A trip to Hosh Al-Elleeya, a restaurant in the heart of Birzeit’s old city.
Legend has it that the finest restaurant in the West Bank is located in the university town of Birzeit. My friend Gil and I decided to journey there at the end of a day of discovery in Ramallah. We took a 40 sheqel cab there, winding through the northern suburbs, overlooked by the settlement of Beit El.
The restaurant Hosh Al-Elleeya is located in the very heart of Birzeit’s old city. It opens to a quiet square, surrounded by stone dwellings. Nothing in Ramallah’s modern bustle foretells a place such as this, and none of the city’s restaurants can compete for atmosphere. We took a seat and were immediately welcomed by manager Shurouq Qawariq and served lupin beans, a favorite Palestinian drinking snack and appetizer.
A “hosh” is a country dwelling that combines living quarters and agricultural functions. The restaurant occupies one such structure. It is owned by a family that has lived in Birzeit’s “hoshes” for many generations. There’s no country orientalism here, no search for contrived “charme champêtre.” The modest wooden furniture is both functional and appealing. The wall is decorated by an authentic road sign from the Gaza Strip, announcing that the (now destroyed) Palestine international airport is five kilometers away.
Gaza is also on the plate, and the “Gaza salad” might be the spiciest I ever put in my mouth. Manager Qawariq (unaware of our nationality) explained that Gazan cuisine is known for its intensity on the Scoville scale. She suggested that we try the Hosh’s newest offering: vegetables and meat prepared in ceramic dishes. The root vegetables were elegantly al dente without being undercooked. A bowl of green beans and lamb meat was delightful.
However, if one dish served to us was truly exceptional, it was the grilled rabbit on musakhan (flatbread with onion and sumac, soaked in the roasted meat’s fat). While the bread itself was somewhat fatty to my taste, the rabbit was exceptionally tender and flavorful. Rabbit is rarely found in Israel, despite the growing popularity of other non-kosher meats, but it was not mere exoticism that made this dish exceptional. When consumed together, its various components worked in perfect harmony.
In my numerous expeditions into the Ramallah area, I have yet to encounter such a fresh approach to traditional food. Across the wall, Palestinian chefs like Hussam Abbas of Al Babour, in Umm Al Fahm, have often attempted to bring local country cuisine to a restaurant setting, but often backed down after a while, since customers were in the habit of ordering only grilled meats and cliché salads. The Hosh’s chef, Shadi Muhammad, stayed his path in the three years since the restaurant opened, providing diners with a unique opportunity. Why, then, was the terrace nearly deserted on a Thursday night?

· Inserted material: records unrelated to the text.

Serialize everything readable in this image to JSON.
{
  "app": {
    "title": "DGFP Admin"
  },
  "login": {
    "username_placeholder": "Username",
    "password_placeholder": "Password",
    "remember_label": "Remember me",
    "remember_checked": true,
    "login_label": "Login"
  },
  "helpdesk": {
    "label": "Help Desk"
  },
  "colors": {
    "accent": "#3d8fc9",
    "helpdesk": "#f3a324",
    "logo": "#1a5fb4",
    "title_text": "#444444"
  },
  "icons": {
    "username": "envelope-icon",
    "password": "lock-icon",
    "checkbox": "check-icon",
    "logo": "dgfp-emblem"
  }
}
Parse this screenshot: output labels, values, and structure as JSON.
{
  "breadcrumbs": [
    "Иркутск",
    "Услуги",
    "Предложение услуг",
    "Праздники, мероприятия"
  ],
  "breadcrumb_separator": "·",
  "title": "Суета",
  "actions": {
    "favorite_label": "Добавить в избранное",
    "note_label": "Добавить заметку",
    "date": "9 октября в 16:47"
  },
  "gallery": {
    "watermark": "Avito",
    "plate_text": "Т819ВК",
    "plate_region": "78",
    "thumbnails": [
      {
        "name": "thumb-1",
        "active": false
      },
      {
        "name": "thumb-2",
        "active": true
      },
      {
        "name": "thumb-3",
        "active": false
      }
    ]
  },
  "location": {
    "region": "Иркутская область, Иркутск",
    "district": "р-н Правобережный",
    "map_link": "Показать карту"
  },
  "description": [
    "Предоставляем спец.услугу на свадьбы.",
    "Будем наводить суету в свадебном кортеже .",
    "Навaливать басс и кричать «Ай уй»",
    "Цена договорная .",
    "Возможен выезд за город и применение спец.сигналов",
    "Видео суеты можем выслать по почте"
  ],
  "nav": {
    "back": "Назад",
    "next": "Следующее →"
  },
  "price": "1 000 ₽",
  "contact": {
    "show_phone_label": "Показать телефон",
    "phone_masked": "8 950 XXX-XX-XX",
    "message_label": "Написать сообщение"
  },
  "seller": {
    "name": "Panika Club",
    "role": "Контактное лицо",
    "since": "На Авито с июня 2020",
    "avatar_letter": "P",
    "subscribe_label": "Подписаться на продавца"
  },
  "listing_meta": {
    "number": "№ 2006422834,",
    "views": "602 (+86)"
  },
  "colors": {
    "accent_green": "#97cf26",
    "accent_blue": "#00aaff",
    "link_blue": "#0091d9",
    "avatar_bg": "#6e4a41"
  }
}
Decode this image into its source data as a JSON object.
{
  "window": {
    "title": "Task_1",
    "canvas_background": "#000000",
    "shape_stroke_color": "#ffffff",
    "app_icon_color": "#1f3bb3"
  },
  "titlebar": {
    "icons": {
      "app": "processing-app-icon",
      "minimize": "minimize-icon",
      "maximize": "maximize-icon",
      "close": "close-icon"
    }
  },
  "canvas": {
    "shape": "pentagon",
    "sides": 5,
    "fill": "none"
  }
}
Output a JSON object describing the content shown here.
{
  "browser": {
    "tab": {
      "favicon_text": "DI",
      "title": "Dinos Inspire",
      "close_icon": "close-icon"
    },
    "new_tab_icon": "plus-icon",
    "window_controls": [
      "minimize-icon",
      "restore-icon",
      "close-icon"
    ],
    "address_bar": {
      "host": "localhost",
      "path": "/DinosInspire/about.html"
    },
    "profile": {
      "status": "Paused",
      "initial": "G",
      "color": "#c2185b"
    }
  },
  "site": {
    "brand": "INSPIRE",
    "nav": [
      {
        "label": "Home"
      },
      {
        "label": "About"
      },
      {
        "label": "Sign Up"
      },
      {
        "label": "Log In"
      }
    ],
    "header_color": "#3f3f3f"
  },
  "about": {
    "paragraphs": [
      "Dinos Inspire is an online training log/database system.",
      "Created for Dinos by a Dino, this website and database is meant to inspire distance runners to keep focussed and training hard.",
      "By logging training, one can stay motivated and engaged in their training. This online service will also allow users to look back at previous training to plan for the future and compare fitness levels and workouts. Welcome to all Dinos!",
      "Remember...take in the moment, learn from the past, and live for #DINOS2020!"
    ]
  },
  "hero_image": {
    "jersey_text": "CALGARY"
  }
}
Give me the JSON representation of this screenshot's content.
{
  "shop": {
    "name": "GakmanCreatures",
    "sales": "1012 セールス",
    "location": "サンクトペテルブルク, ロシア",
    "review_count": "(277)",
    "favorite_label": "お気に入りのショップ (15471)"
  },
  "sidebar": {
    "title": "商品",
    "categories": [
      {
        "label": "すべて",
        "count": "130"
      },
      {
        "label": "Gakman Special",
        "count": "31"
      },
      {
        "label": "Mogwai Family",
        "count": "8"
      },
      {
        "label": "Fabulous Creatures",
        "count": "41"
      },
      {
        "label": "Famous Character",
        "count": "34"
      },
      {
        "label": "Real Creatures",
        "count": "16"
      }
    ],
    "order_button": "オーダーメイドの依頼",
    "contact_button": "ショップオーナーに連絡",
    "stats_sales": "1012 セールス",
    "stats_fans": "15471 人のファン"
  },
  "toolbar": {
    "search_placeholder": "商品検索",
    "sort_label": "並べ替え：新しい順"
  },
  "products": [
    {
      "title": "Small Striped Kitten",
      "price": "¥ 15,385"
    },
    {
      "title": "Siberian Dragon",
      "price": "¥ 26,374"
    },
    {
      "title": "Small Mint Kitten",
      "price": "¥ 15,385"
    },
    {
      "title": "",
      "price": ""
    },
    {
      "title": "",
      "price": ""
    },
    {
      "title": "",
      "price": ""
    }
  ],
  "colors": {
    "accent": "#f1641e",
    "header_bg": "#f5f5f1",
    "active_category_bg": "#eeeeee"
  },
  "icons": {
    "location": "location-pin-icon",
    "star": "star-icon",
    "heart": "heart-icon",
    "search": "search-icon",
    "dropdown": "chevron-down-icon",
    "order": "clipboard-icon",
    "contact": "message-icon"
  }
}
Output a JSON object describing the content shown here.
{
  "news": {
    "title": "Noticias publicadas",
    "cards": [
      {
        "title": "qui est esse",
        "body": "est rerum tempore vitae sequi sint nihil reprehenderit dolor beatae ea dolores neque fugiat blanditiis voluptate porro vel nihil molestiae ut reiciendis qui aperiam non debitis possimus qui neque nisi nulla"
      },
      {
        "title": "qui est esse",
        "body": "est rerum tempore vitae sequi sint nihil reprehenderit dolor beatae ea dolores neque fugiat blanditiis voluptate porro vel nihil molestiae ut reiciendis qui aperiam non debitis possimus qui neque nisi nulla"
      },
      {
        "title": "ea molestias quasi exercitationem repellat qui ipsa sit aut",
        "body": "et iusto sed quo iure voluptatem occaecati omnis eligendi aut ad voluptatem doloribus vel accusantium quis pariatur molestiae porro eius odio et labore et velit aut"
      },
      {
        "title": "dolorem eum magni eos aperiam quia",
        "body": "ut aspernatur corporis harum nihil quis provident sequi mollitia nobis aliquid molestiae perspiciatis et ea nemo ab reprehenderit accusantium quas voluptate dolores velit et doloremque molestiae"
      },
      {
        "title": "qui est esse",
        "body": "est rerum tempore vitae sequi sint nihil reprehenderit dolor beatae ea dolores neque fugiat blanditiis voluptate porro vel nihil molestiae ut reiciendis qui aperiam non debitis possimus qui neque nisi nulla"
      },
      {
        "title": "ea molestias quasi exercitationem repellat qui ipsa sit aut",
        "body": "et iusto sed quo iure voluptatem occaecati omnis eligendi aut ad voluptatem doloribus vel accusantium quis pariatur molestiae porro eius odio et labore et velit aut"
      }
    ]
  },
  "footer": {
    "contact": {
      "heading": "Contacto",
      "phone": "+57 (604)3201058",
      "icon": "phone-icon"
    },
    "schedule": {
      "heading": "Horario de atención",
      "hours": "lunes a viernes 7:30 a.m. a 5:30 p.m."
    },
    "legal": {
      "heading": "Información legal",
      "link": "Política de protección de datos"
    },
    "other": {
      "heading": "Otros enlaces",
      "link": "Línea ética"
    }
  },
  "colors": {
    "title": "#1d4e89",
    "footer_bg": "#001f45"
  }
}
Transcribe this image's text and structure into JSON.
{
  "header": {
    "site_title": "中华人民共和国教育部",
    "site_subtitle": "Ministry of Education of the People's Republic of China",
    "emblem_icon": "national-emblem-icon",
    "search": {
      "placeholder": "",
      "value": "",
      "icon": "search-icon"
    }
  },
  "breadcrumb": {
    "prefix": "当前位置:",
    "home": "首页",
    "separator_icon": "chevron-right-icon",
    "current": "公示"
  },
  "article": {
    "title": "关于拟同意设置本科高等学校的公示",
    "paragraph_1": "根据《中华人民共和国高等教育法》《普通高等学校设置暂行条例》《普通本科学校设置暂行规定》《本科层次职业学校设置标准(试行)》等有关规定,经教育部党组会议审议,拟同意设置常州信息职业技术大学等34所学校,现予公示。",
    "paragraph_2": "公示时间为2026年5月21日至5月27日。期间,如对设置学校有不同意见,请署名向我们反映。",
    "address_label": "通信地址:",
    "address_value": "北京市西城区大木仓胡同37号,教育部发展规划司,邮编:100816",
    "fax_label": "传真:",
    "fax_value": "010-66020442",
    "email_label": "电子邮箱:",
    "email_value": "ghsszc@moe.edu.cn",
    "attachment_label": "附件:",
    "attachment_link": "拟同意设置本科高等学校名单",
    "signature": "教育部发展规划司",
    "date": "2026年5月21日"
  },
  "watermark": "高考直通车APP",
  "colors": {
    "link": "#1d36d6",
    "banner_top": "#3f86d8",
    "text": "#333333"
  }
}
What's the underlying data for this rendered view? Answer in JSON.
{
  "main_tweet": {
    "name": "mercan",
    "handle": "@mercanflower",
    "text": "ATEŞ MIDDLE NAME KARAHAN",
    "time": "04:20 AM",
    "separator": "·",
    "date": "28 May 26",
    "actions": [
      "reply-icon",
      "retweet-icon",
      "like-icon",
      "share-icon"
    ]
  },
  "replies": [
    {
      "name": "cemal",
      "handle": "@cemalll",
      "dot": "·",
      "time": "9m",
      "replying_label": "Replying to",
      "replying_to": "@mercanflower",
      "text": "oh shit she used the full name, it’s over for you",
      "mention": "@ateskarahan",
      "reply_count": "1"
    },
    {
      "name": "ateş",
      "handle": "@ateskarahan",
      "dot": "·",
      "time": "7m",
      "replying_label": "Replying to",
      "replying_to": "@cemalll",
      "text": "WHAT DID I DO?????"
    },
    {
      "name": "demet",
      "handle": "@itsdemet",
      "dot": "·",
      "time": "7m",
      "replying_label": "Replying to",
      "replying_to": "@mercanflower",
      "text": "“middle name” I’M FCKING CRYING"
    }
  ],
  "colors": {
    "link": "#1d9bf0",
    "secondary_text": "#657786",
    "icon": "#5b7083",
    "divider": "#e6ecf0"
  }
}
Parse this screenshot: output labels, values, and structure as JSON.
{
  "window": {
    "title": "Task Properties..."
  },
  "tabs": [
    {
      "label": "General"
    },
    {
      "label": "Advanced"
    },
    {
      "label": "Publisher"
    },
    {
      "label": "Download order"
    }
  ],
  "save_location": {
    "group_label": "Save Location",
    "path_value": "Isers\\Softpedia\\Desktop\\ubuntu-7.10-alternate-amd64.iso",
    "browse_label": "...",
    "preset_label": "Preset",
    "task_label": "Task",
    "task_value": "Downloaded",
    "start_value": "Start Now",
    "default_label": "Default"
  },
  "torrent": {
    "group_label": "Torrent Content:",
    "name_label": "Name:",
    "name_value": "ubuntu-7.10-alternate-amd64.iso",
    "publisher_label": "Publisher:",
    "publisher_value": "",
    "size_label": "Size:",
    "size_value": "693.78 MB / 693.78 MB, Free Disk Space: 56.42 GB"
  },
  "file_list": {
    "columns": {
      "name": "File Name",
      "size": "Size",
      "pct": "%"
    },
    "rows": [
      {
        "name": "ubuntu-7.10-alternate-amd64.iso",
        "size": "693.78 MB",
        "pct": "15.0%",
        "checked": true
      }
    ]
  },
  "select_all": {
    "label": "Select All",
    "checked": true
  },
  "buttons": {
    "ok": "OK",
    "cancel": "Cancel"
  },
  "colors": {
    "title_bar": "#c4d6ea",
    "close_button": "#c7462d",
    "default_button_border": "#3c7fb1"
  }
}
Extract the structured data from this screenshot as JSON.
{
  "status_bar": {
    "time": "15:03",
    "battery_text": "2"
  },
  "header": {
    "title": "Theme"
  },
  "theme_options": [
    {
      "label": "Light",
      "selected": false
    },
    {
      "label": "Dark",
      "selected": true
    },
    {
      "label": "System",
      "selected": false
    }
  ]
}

It appears to be the rabbit’s fault. The Hosh’s owner, Mazen Sa’ade, has been busy of late developing an organic farm near Beit Jala in the southern West Bank. The poultry and rabbit used in the Hosh Al-Elleeya kitchen are all raised in new Hosh Al-Yasmin, which also offers a mountain campground for travelers. Focus on the project seems to have extracted some energy from the restaurant’s promotion, but clearly did not harm its quality.
We went into the West Bank, as we usually do, seeking to widen our understandings of Palestinian realities. We found ourselves in an historically Christian town, drinking pint after pint of great local Taybeh beer, and realizing once more that these realities are more complex than any cliché. The memory of an organic rabbit musakhan remained with us, as we crossed the concrete walls under powerful military lights back into familiar Jerusalem. It was subtle compensation for this bitter world, and a delight that leaves no room for dessert.